BRIEF:
Using the material below, copy every line where "label" appears.

DATASET EXTRACT:
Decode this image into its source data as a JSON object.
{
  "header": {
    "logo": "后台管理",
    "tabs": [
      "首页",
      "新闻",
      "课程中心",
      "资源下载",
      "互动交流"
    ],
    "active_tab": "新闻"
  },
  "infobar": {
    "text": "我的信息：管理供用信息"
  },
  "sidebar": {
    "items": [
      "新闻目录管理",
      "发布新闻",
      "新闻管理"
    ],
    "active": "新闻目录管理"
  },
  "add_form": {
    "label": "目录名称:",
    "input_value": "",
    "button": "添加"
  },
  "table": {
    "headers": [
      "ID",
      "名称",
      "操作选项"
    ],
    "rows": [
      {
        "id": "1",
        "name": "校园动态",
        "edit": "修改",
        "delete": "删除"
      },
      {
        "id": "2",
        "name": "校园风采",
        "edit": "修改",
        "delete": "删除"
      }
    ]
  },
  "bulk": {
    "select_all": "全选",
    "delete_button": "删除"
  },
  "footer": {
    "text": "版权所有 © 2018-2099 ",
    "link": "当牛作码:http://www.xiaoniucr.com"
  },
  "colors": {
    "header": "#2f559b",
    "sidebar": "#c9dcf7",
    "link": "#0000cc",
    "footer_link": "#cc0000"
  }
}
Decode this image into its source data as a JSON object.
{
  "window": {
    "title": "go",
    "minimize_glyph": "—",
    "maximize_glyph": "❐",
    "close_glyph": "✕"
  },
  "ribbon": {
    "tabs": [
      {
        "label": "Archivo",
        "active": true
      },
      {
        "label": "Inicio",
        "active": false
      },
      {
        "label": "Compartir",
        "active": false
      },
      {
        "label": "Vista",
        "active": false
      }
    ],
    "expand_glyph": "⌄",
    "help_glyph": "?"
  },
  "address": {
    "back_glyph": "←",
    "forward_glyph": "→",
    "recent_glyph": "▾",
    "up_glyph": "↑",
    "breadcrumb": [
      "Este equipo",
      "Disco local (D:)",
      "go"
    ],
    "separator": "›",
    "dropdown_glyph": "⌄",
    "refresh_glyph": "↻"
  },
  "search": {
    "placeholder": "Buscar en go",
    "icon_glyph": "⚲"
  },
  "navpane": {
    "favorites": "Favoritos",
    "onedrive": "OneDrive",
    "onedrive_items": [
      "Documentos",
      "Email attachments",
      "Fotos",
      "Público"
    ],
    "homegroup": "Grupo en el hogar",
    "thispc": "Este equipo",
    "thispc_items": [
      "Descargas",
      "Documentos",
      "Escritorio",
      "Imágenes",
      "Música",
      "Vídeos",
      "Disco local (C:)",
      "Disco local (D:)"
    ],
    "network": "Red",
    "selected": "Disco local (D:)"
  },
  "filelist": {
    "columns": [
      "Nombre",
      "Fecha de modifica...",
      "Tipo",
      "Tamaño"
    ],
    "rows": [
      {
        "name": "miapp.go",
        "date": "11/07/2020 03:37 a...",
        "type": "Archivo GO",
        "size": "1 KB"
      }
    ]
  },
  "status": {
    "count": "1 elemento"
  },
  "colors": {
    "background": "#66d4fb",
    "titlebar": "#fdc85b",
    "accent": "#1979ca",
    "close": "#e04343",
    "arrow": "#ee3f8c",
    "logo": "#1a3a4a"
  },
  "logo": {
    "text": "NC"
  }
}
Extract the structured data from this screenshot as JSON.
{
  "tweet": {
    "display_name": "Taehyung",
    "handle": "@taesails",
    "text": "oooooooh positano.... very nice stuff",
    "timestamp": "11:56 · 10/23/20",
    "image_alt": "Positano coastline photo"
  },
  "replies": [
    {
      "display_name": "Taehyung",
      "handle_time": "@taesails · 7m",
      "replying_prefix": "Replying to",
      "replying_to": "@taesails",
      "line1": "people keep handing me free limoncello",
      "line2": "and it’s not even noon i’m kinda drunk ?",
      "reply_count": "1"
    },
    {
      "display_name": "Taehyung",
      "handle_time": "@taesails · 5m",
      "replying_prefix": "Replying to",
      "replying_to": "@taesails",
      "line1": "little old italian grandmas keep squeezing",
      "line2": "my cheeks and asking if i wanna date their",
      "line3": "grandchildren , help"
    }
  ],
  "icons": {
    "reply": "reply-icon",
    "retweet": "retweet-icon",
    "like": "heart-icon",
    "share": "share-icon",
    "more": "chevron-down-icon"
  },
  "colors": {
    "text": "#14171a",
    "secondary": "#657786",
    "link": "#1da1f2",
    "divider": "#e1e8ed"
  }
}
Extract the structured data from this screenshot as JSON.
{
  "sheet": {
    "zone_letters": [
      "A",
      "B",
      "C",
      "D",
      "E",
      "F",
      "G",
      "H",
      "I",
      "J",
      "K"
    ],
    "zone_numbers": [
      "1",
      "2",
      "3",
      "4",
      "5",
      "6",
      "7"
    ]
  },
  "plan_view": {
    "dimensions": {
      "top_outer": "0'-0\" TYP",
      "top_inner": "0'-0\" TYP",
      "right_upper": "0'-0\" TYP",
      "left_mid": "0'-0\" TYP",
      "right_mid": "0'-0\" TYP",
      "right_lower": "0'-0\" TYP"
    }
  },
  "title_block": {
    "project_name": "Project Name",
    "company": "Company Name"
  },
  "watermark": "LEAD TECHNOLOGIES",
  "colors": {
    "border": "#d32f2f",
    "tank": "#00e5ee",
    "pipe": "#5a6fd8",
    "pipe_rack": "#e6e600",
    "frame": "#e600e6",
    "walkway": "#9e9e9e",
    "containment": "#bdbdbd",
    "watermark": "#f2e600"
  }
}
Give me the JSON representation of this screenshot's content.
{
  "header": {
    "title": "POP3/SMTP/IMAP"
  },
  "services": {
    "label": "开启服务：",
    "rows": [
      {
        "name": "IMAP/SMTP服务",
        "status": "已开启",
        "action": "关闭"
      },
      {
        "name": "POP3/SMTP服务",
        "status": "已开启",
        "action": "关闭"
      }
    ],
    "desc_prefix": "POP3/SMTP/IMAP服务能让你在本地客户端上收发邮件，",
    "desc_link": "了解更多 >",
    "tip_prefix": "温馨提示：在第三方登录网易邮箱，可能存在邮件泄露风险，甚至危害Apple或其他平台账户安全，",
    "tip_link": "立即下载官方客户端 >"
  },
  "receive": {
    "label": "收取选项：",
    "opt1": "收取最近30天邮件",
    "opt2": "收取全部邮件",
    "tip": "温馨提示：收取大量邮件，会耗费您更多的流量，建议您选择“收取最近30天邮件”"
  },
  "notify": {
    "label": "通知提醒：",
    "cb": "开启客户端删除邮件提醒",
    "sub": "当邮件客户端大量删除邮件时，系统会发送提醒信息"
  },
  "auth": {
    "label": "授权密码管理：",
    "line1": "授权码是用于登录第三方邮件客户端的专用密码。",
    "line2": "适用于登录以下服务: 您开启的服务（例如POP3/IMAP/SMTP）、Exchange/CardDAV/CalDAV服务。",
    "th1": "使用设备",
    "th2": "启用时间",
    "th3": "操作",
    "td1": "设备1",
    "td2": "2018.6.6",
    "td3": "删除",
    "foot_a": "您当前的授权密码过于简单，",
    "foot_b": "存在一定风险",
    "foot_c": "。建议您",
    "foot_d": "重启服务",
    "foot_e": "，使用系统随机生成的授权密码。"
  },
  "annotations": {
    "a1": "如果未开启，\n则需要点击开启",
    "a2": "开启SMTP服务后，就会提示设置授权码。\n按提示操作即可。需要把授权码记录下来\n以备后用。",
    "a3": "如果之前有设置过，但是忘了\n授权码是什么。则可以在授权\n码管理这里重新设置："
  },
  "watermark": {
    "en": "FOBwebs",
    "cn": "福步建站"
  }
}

RESPONSE TO THIS EXERCISE:
    "label": "目录名称:",
        "label": "Archivo",
        "label": "Inicio",
        "label": "Compartir",
        "label": "Vista",
    "label": "开启服务：",
    "label": "收取选项：",
    "label": "通知提醒：",
    "label": "授权密码管理：",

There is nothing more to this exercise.